[Start of Attachment]
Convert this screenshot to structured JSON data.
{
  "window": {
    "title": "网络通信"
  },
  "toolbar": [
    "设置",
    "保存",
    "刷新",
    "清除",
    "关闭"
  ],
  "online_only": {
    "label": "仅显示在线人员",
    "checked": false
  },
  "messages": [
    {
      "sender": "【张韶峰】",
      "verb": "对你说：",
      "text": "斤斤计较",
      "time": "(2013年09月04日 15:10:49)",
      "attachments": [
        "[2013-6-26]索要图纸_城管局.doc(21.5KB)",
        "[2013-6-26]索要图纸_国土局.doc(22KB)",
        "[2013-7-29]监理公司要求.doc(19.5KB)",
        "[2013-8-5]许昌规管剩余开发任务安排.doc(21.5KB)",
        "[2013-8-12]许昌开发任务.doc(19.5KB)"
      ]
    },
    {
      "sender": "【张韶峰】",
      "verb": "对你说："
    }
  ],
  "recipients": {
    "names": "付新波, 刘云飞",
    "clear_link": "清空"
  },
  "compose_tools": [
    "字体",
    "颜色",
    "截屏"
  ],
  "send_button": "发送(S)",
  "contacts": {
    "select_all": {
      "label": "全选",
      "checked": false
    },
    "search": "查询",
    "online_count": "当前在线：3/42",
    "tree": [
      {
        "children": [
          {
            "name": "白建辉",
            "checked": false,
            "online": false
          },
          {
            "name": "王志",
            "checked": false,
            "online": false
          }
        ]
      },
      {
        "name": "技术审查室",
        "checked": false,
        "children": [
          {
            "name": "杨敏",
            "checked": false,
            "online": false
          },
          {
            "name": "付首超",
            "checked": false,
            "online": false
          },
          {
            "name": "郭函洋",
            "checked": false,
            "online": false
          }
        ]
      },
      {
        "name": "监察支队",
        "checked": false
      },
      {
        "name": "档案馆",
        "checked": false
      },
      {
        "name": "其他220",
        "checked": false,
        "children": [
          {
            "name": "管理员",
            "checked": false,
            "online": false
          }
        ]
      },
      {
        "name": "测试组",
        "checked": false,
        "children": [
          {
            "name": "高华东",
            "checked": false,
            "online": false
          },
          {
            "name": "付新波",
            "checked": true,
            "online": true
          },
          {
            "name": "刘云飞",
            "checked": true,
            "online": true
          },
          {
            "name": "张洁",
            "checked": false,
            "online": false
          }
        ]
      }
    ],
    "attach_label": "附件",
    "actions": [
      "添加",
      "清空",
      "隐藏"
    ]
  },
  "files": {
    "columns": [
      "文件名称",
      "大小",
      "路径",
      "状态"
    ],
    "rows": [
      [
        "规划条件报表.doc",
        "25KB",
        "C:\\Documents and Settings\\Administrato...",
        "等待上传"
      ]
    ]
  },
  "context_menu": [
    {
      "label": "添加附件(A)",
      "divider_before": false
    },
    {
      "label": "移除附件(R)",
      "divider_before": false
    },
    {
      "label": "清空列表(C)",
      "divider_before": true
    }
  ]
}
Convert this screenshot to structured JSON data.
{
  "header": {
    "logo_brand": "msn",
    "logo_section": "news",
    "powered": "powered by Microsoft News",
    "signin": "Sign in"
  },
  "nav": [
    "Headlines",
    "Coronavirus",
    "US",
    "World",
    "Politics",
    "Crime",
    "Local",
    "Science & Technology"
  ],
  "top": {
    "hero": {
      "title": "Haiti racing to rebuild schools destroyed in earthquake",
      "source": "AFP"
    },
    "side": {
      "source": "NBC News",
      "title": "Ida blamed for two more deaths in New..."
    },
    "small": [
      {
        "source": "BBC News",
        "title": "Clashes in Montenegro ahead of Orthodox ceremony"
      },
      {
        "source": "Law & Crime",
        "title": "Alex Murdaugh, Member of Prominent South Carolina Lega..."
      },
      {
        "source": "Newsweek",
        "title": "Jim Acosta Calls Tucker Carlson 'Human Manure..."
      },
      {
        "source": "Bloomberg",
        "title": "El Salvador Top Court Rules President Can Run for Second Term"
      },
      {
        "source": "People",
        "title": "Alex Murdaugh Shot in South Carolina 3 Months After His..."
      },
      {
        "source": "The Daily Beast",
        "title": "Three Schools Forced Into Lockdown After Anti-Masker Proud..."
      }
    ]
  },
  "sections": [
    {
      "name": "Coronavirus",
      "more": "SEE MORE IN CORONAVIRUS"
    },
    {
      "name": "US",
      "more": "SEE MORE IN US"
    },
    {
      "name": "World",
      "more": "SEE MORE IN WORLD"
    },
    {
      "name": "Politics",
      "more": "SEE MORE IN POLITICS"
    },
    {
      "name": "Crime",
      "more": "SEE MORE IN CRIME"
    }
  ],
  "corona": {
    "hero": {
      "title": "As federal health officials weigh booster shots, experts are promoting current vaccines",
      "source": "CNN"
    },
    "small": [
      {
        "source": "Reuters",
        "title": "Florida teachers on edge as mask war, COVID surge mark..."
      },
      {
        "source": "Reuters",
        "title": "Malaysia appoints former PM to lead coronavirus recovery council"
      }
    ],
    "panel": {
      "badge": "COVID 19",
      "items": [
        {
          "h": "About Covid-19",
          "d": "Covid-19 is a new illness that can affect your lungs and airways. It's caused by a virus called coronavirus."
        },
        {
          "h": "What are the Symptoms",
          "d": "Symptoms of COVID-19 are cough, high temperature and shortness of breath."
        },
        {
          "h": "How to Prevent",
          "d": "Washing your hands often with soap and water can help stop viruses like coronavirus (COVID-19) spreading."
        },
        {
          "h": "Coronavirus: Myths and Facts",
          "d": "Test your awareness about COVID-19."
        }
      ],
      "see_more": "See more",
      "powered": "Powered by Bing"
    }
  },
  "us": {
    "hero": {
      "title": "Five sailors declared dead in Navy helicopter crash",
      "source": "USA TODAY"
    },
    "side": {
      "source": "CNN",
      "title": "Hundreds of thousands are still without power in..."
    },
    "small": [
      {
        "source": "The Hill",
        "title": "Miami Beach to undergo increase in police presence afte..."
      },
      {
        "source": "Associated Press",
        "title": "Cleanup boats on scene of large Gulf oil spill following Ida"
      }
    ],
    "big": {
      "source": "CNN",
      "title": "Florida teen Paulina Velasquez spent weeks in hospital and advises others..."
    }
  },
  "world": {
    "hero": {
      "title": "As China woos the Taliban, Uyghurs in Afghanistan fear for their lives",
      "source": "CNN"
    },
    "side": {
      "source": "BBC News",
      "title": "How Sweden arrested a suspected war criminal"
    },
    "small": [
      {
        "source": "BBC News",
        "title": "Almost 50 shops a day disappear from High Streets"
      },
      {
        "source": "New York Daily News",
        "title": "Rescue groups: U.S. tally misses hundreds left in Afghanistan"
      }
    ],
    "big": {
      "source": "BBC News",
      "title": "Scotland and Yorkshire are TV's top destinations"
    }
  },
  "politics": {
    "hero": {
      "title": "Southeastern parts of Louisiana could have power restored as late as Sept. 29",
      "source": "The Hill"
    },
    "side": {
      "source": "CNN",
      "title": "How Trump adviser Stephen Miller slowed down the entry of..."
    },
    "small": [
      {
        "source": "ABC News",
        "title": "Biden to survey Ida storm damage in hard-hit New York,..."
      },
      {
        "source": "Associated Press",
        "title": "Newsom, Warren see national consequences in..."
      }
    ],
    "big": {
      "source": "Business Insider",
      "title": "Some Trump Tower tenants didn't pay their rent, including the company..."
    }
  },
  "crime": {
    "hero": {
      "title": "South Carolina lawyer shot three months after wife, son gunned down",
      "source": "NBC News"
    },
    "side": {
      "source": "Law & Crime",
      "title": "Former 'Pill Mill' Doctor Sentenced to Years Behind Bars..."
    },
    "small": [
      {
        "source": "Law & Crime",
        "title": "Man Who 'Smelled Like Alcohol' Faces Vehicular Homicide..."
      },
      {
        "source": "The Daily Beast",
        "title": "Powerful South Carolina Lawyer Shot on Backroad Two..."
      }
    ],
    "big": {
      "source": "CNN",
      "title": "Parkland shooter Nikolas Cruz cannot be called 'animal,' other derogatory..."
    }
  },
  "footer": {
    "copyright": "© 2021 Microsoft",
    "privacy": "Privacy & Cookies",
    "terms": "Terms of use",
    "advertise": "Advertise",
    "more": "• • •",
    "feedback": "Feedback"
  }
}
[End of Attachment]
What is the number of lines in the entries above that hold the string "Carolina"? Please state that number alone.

__Answer box__:
4